A man who grew up in Jackman was shot and killed in Florida.Police say Dana Mulhall, 52, was killed by his neighbor, Paul Miller, 65.Police say Miller admitted to firing several shots at Mulhall. Miller is charged with second degree murder.Detectives say Mulhall complained to Miller about his barking dog just minutes before the shooting.Police say Miller fired three shots, then when Mulhall turned to run, he shot him twice in the back.
A jury has ruled that a Lewiston landlord was not responsible for a child tenant’s lead poisoning.The jury determined after three and a half hours of deliberation that Double Eagle Properties LLC shouldn’t be held liable for the elevated blood-lead levels of the now 7-year-old boy, who according to his parents’ lawyer, has behavioral problems, a lowered IQ and learning disabilities.A lawyer for the boy’s parents argued that the building’s owners should have replaced windows in the apartment that created dust that contained lead paint. They were asking for $11 million.The Sun Journal, reports that the lawyer called the verdict “really unfortunate.”A lawyer for the defendants say the owners complied with all local, state and federal legal requirements regarding lead paint.
Maine school children won’t be getting any “pink slime” in their lunches. The State Education Department tells the Bangor Daily News it won’t serve any beef that includes the filler starting next year. The so-called pink slime meets safety standards, but is made from fatty bits of leftover meat.
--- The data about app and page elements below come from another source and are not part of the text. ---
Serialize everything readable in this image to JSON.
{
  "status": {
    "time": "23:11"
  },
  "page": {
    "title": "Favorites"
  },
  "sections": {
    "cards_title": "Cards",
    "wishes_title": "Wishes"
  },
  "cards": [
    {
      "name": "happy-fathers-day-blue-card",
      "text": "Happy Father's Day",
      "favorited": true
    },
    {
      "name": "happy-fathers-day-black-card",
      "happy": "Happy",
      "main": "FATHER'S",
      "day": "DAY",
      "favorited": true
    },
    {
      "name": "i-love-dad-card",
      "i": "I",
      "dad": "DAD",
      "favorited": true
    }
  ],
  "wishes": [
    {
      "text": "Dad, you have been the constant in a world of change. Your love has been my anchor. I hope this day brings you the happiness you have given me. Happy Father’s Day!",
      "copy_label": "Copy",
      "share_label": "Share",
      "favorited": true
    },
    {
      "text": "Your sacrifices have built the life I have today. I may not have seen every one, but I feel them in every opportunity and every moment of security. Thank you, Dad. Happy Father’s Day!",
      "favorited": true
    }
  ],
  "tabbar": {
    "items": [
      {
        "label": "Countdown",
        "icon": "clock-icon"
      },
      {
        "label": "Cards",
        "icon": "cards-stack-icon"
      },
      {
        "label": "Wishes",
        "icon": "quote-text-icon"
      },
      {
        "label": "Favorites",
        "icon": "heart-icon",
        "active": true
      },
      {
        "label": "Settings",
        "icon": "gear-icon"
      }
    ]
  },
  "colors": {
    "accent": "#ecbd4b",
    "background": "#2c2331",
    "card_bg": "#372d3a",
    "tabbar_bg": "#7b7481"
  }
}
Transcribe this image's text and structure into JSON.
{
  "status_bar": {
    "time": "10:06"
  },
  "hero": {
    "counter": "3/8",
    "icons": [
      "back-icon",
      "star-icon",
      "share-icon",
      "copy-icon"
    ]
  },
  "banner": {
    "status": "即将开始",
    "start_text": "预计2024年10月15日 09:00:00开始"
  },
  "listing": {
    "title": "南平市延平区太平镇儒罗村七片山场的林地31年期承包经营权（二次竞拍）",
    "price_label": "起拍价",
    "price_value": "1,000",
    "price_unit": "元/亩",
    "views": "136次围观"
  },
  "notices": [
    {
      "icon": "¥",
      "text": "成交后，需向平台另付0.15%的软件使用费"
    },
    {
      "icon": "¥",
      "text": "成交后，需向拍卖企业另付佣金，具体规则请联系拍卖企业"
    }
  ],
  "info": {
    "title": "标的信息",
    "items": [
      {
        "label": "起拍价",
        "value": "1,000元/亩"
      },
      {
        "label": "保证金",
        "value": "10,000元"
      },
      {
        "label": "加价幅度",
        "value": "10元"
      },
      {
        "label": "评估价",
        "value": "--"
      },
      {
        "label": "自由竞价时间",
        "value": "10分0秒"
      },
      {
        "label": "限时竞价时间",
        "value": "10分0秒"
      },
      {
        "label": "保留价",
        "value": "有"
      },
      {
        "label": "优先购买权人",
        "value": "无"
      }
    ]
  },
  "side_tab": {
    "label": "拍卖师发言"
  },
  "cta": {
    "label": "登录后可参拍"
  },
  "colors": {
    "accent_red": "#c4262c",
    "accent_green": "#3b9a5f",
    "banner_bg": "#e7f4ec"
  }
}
The new chancellor of the University of Maine System has suspended all future discretionary salary increases pending a review of the program following a report that 44 University of Southern Maine employees had received raises at a time of financial constraints.James Page, who started Tuesday, says he plans to assess all compensation policies as part of a comprehensive review of system operations as requested by trustees.Page took action in response to a story in The Portland Press Herald. The paper reported that USM gave out raises totaling $242,000 for the budget year that started last July as the university faces $5.1 million in projected budget cuts.Page says he was `troubled” by the report.USM officials say the raises were necessary to keep the school competitive.
The University of Southern Maine faces more than $5-million in budget cuts in the coming year.Yet the school is giving raises as high as 41% to more than forty employees.USM’s president says the raises are needed to keep the university competitive.